• [EXERCISE INPUT]:
·····
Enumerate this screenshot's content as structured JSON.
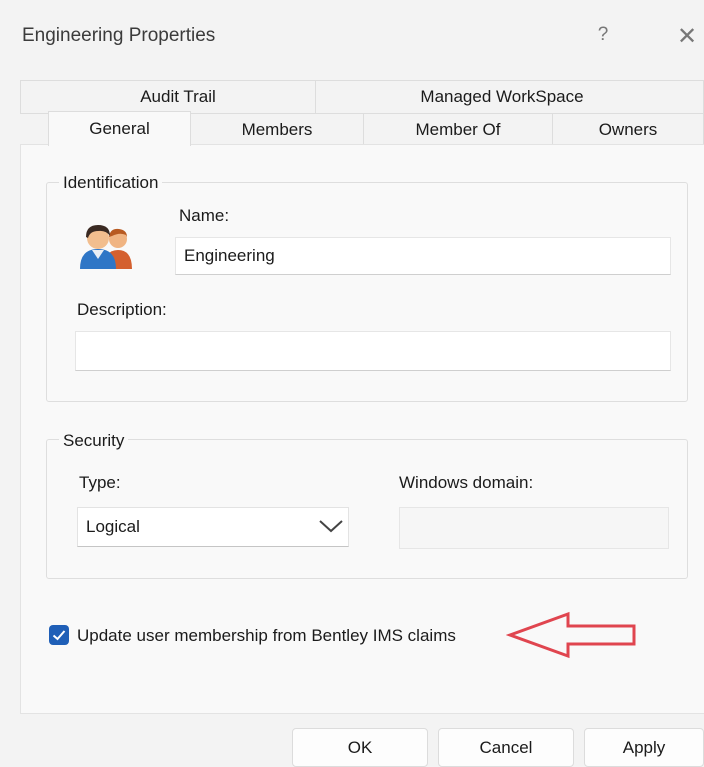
{
  "window": {
    "title": "Engineering Properties",
    "help_glyph": "?",
    "close_glyph": "✕"
  },
  "tabs": {
    "row1": [
      {
        "label": "Audit Trail"
      },
      {
        "label": "Managed WorkSpace"
      }
    ],
    "row2": [
      {
        "label": "General",
        "selected": true
      },
      {
        "label": "Members"
      },
      {
        "label": "Member Of"
      },
      {
        "label": "Owners"
      }
    ]
  },
  "identification": {
    "group_label": "Identification",
    "icon": "users-icon",
    "name_label": "Name:",
    "name_value": "Engineering",
    "description_label": "Description:",
    "description_value": ""
  },
  "security": {
    "group_label": "Security",
    "type_label": "Type:",
    "type_value": "Logical",
    "windows_domain_label": "Windows domain:",
    "windows_domain_value": ""
  },
  "options": {
    "update_membership_label": "Update user membership from Bentley IMS claims",
    "update_membership_checked": true
  },
  "annotation": {
    "arrow_color": "#e0454f"
  },
  "buttons": {
    "ok": "OK",
    "cancel": "Cancel",
    "apply": "Apply"
  },
  "colors": {
    "accent": "#1f5fb7"
  }
}
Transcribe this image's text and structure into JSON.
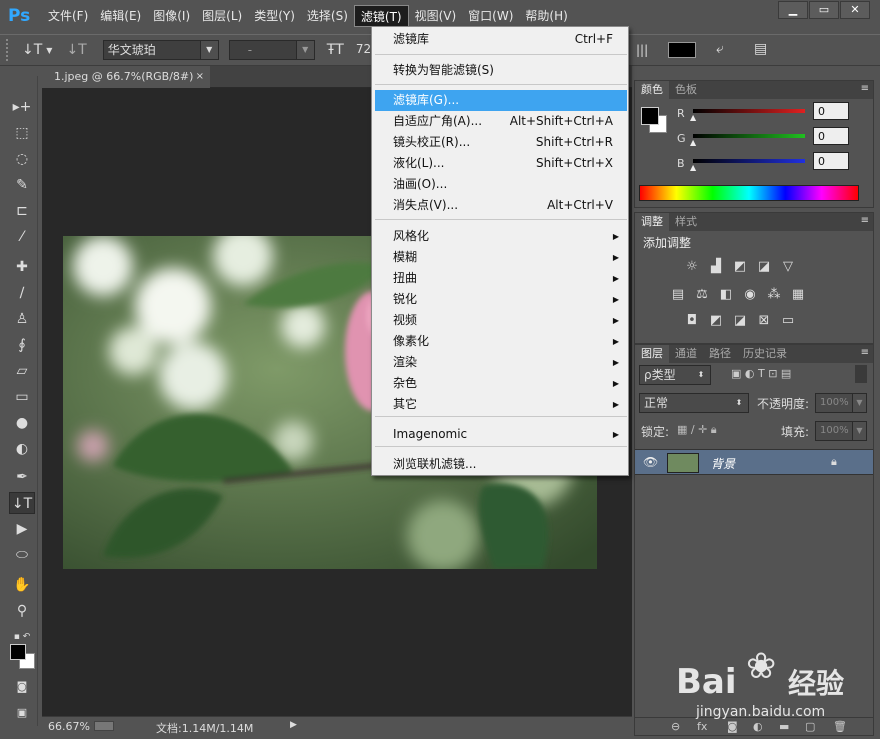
{
  "app_logo": "Ps",
  "menubar": [
    "文件(F)",
    "编辑(E)",
    "图像(I)",
    "图层(L)",
    "类型(Y)",
    "选择(S)",
    "滤镜(T)",
    "视图(V)",
    "窗口(W)",
    "帮助(H)"
  ],
  "window_controls": {
    "minimize": "▁",
    "maximize": "▭",
    "close": "✕"
  },
  "options": {
    "tool_glyph": "↓T",
    "font_family": "华文琥珀",
    "font_style": "-",
    "font_size": "72"
  },
  "document_tab": {
    "title": "1.jpeg @ 66.7%(RGB/8#)",
    "close": "×"
  },
  "status": {
    "zoom": "66.67%",
    "doc": "文档:1.14M/1.14M"
  },
  "filter_menu": {
    "items": [
      {
        "label": "滤镜库",
        "shortcut": "Ctrl+F"
      },
      {
        "label": "转换为智能滤镜(S)"
      },
      {
        "label": "滤镜库(G)...",
        "highlighted": true
      },
      {
        "label": "自适应广角(A)...",
        "shortcut": "Alt+Shift+Ctrl+A"
      },
      {
        "label": "镜头校正(R)...",
        "shortcut": "Shift+Ctrl+R"
      },
      {
        "label": "液化(L)...",
        "shortcut": "Shift+Ctrl+X"
      },
      {
        "label": "油画(O)..."
      },
      {
        "label": "消失点(V)...",
        "shortcut": "Alt+Ctrl+V"
      },
      {
        "label": "风格化",
        "submenu": true
      },
      {
        "label": "模糊",
        "submenu": true
      },
      {
        "label": "扭曲",
        "submenu": true
      },
      {
        "label": "锐化",
        "submenu": true
      },
      {
        "label": "视频",
        "submenu": true
      },
      {
        "label": "像素化",
        "submenu": true
      },
      {
        "label": "渲染",
        "submenu": true
      },
      {
        "label": "杂色",
        "submenu": true
      },
      {
        "label": "其它",
        "submenu": true
      },
      {
        "label": "Imagenomic",
        "submenu": true
      },
      {
        "label": "浏览联机滤镜..."
      }
    ]
  },
  "color_panel": {
    "tabs": [
      "颜色",
      "色板"
    ],
    "channels": [
      {
        "name": "R",
        "value": "0",
        "color": "#e02020"
      },
      {
        "name": "G",
        "value": "0",
        "color": "#20c020"
      },
      {
        "name": "B",
        "value": "0",
        "color": "#2030e0"
      }
    ]
  },
  "adjustments_panel": {
    "tabs": [
      "调整",
      "样式"
    ],
    "title": "添加调整"
  },
  "layers_panel": {
    "tabs": [
      "图层",
      "通道",
      "路径",
      "历史记录"
    ],
    "filter_kind": "ρ类型",
    "blend_mode": "正常",
    "opacity_label": "不透明度:",
    "opacity_value": "100%",
    "lock_label": "锁定:",
    "fill_label": "填充:",
    "fill_value": "100%",
    "layer_name": "背景"
  },
  "watermark": {
    "brand": "Bai",
    "brand2": "经验",
    "url": "jingyan.baidu.com"
  }
}
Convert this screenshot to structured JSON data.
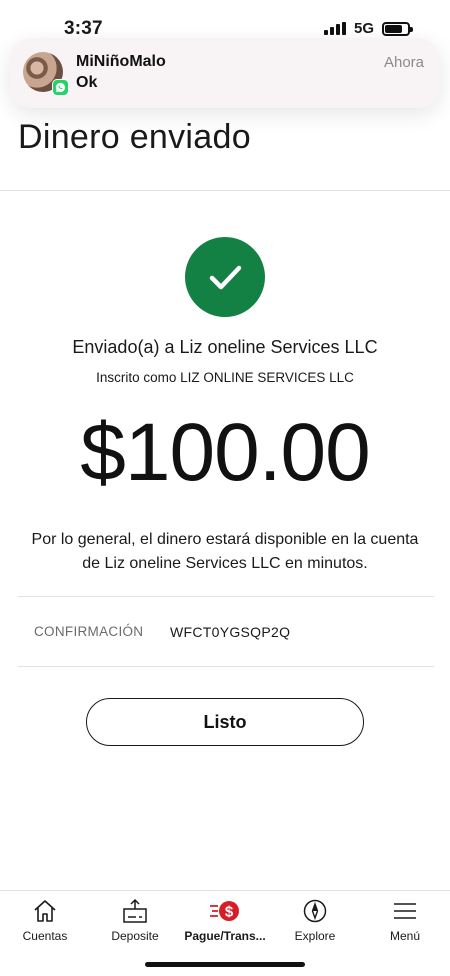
{
  "status_bar": {
    "time": "3:37",
    "network": "5G"
  },
  "notification": {
    "sender": "MiNiñoMalo",
    "message": "Ok",
    "time": "Ahora",
    "app_icon": "whatsapp-icon"
  },
  "page": {
    "title": "Dinero enviado"
  },
  "confirmation": {
    "sent_to": "Enviado(a) a Liz oneline Services LLC",
    "enrolled_as": "Inscrito como LIZ ONLINE SERVICES LLC",
    "amount": "$100.00",
    "availability": "Por lo general, el dinero estará disponible en la cuenta de Liz oneline Services LLC en minutos.",
    "confirmation_label": "CONFIRMACIÓN",
    "confirmation_number": "WFCT0YGSQP2Q",
    "done_label": "Listo"
  },
  "tab_bar": {
    "items": [
      {
        "label": "Cuentas",
        "icon": "home-icon"
      },
      {
        "label": "Deposite",
        "icon": "deposit-icon"
      },
      {
        "label": "Pague/Trans...",
        "icon": "pay-transfer-icon",
        "badge": "$",
        "active": true
      },
      {
        "label": "Explore",
        "icon": "compass-icon"
      },
      {
        "label": "Menú",
        "icon": "menu-icon"
      }
    ]
  },
  "colors": {
    "success_green": "#138143",
    "brand_red": "#d71e28",
    "divider": "#e2e2e2",
    "whatsapp_green": "#25d366"
  }
}
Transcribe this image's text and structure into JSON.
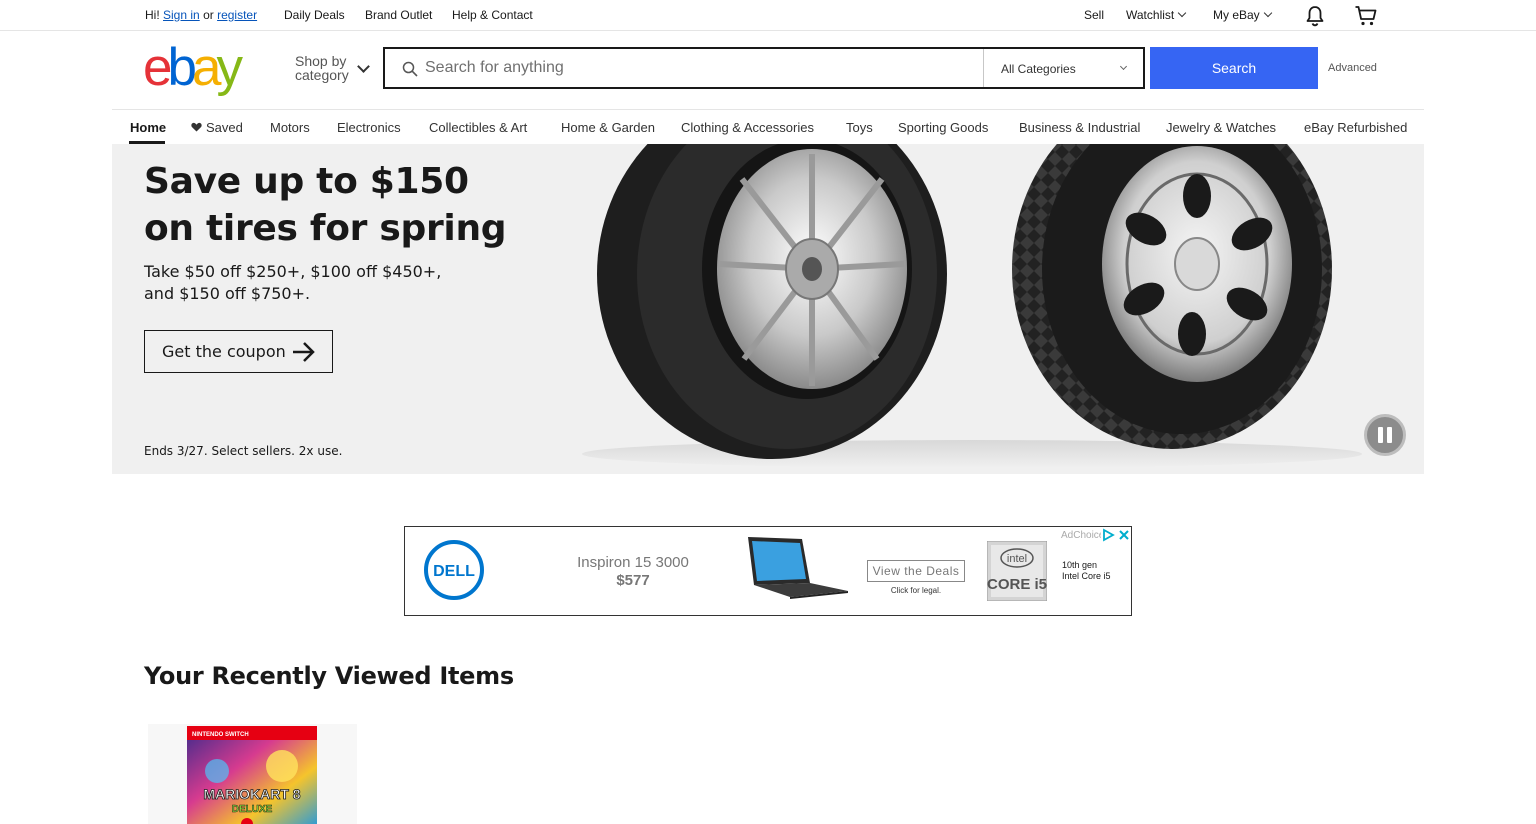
{
  "topbar": {
    "greeting": "Hi!",
    "sign_in": "Sign in",
    "or": "or",
    "register": "register",
    "daily_deals": "Daily Deals",
    "brand_outlet": "Brand Outlet",
    "help_contact": "Help & Contact",
    "sell": "Sell",
    "watchlist": "Watchlist",
    "my_ebay": "My eBay",
    "icons": [
      "bell-icon",
      "cart-icon"
    ]
  },
  "header": {
    "logo_text": "ebay",
    "shop_by": "Shop by",
    "category": "category",
    "search_placeholder": "Search for anything",
    "category_select": "All Categories",
    "search_button": "Search",
    "advanced": "Advanced"
  },
  "nav": {
    "items": [
      {
        "label": "Home"
      },
      {
        "label": "Saved"
      },
      {
        "label": "Motors"
      },
      {
        "label": "Electronics"
      },
      {
        "label": "Collectibles & Art"
      },
      {
        "label": "Home & Garden"
      },
      {
        "label": "Clothing & Accessories"
      },
      {
        "label": "Toys"
      },
      {
        "label": "Sporting Goods"
      },
      {
        "label": "Business & Industrial"
      },
      {
        "label": "Jewelry & Watches"
      },
      {
        "label": "eBay Refurbished"
      }
    ]
  },
  "hero": {
    "title": "Save up to $150 on tires for spring",
    "subtitle": "Take $50 off $250+, $100 off $450+, and $150 off $750+.",
    "cta": "Get the coupon",
    "fine_print": "Ends 3/27. Select sellers. 2x use."
  },
  "ad": {
    "brand": "DELL",
    "model": "Inspiron 15 3000",
    "price": "$577",
    "cta": "View the Deals",
    "legal": "Click for legal.",
    "intel_brand": "intel",
    "intel_badge": "CORE i5",
    "intel_line1": "10th gen",
    "intel_line2": "Intel Core i5",
    "adchoices": "AdChoices"
  },
  "recent": {
    "title": "Your Recently Viewed Items",
    "items": [
      {
        "box_brand": "NINTENDO SWITCH",
        "title_art": "MARIOKART 8",
        "subtitle_art": "DELUXE"
      }
    ]
  },
  "colors": {
    "ebay_red": "#e53238",
    "ebay_blue": "#0064d2",
    "ebay_yellow": "#f5af02",
    "ebay_green": "#86b817",
    "search_button": "#3665f3",
    "hero_bg": "#f0f0f0",
    "link": "#0654ba"
  }
}
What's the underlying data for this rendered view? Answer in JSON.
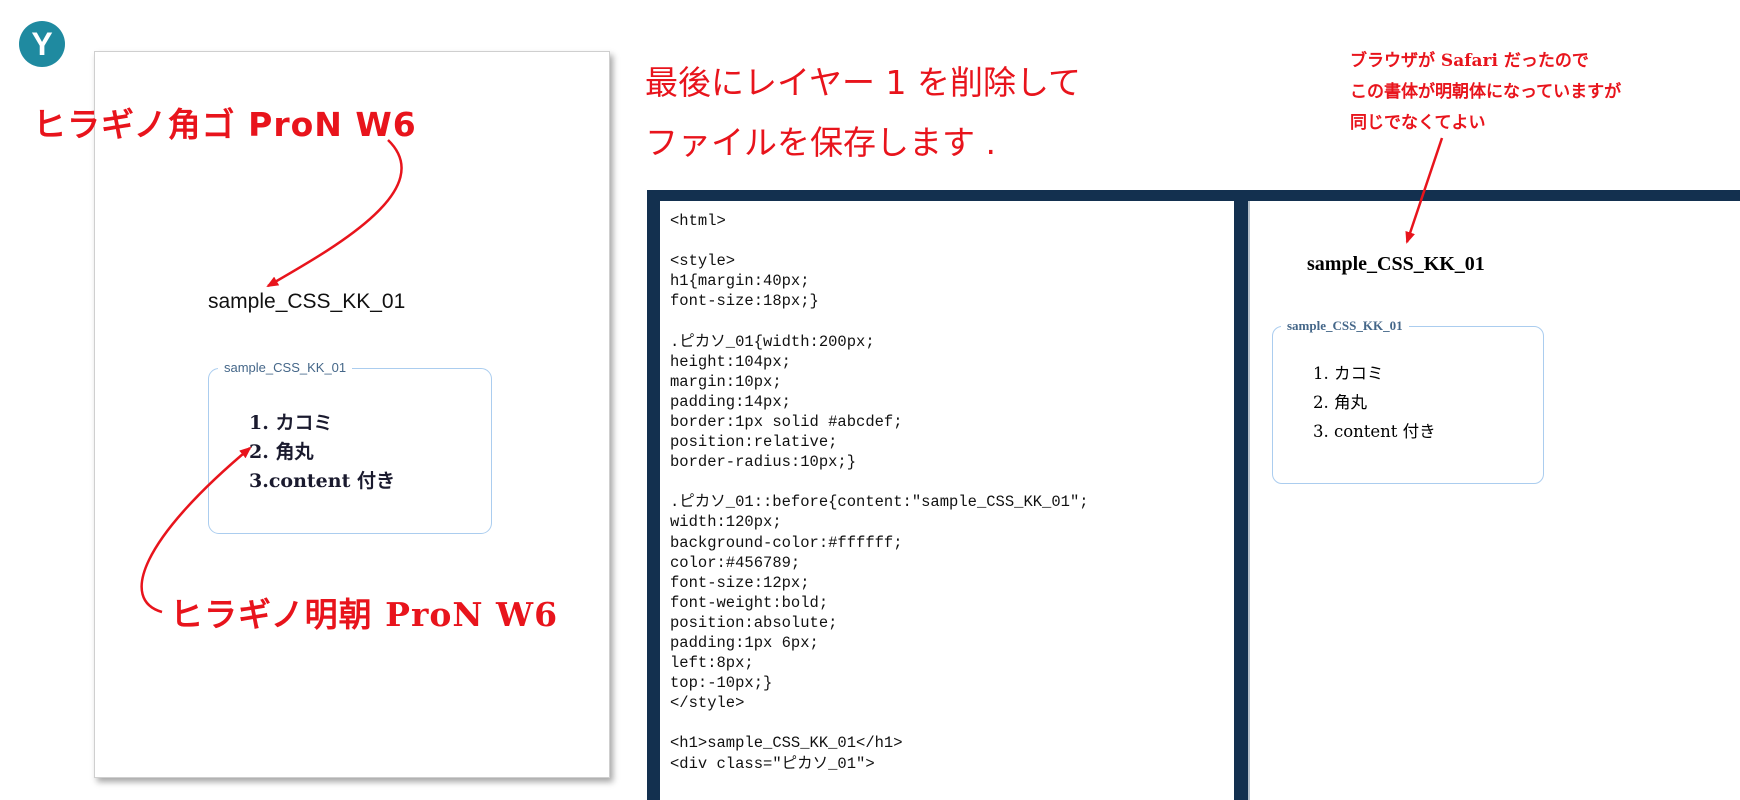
{
  "logo": {
    "letter": "Y"
  },
  "left_page": {
    "heading": "sample_CSS_KK_01",
    "box_label": "sample_CSS_KK_01",
    "list_items": [
      "1. カコミ",
      "2. 角丸",
      "3.content 付き"
    ]
  },
  "annotations": {
    "gothic_font": "ヒラギノ角ゴ ProN W6",
    "mincho_font": "ヒラギノ明朝 ProN W6",
    "instruction_lines": [
      "最後にレイヤー 1 を削除して",
      "ファイルを保存します ."
    ],
    "safari_note_lines": [
      "ブラウザが Safari だったので",
      "この書体が明朝体になっていますが",
      "同じでなくてよい"
    ]
  },
  "code_editor": {
    "lines": [
      "<html>",
      "",
      "<style>",
      "h1{margin:40px;",
      "font-size:18px;}",
      "",
      ".ピカソ_01{width:200px;",
      "height:104px;",
      "margin:10px;",
      "padding:14px;",
      "border:1px solid #abcdef;",
      "position:relative;",
      "border-radius:10px;}",
      "",
      ".ピカソ_01::before{content:\"sample_CSS_KK_01\";",
      "width:120px;",
      "background-color:#ffffff;",
      "color:#456789;",
      "font-size:12px;",
      "font-weight:bold;",
      "position:absolute;",
      "padding:1px 6px;",
      "left:8px;",
      "top:-10px;}",
      "</style>",
      "",
      "<h1>sample_CSS_KK_01</h1>",
      "<div class=\"ピカソ_01\">"
    ]
  },
  "preview": {
    "heading": "sample_CSS_KK_01",
    "box_label": "sample_CSS_KK_01",
    "list_items": [
      "1. カコミ",
      "2. 角丸",
      "3. content 付き"
    ]
  },
  "colors": {
    "annotation_red": "#e8141c",
    "editor_frame": "#13304f",
    "box_border": "#abcdef",
    "box_label": "#456789",
    "logo": "#1f8aa0"
  },
  "icons": {
    "logo": "y-circle-logo"
  }
}
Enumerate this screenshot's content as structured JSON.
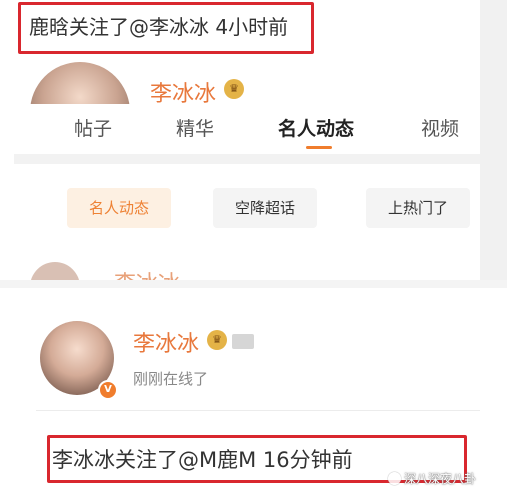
{
  "top": {
    "notice": "鹿晗关注了@李冰冰 4小时前",
    "user_name": "李冰冰",
    "vip_badge_icon": "crown-badge-icon",
    "tabs": [
      {
        "label": "帖子"
      },
      {
        "label": "精华"
      },
      {
        "label": "名人动态"
      },
      {
        "label": "视频"
      }
    ],
    "chips": [
      {
        "label": "名人动态"
      },
      {
        "label": "空降超话"
      },
      {
        "label": "上热门了"
      }
    ],
    "faded_name": "李冰冰"
  },
  "bottom": {
    "user_name": "李冰冰",
    "status": "刚刚在线了",
    "notice": "李冰冰关注了@M鹿M 16分钟前"
  },
  "watermark": "深八深夜八卦",
  "colors": {
    "accent": "#f07d2d",
    "highlight_border": "#d9272e",
    "name_orange": "#e8783c"
  }
}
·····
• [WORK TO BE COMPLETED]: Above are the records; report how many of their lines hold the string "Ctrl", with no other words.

• [SOLUTION TO THIS PROBLEM]: 5